[Dataset rows for apps and sites]
- - - - -
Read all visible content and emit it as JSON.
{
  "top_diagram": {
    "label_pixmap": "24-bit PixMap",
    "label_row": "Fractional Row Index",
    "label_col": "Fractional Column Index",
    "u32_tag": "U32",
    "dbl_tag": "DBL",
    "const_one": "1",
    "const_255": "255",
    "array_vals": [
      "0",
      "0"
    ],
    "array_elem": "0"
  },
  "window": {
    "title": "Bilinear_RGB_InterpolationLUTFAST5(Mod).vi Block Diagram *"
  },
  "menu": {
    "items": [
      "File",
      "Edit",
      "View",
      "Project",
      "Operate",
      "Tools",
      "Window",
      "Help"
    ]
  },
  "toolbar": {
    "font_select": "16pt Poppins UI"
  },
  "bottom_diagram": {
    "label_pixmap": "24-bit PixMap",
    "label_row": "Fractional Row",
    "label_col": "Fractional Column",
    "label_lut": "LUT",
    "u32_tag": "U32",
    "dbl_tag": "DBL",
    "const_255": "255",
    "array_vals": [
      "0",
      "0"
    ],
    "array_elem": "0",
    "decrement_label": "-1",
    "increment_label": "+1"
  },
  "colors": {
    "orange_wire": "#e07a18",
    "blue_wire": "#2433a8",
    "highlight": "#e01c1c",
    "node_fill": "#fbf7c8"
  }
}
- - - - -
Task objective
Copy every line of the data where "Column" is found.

Your solution
    "label_col": "Fractional Column Index",
    "label_col": "Fractional Column",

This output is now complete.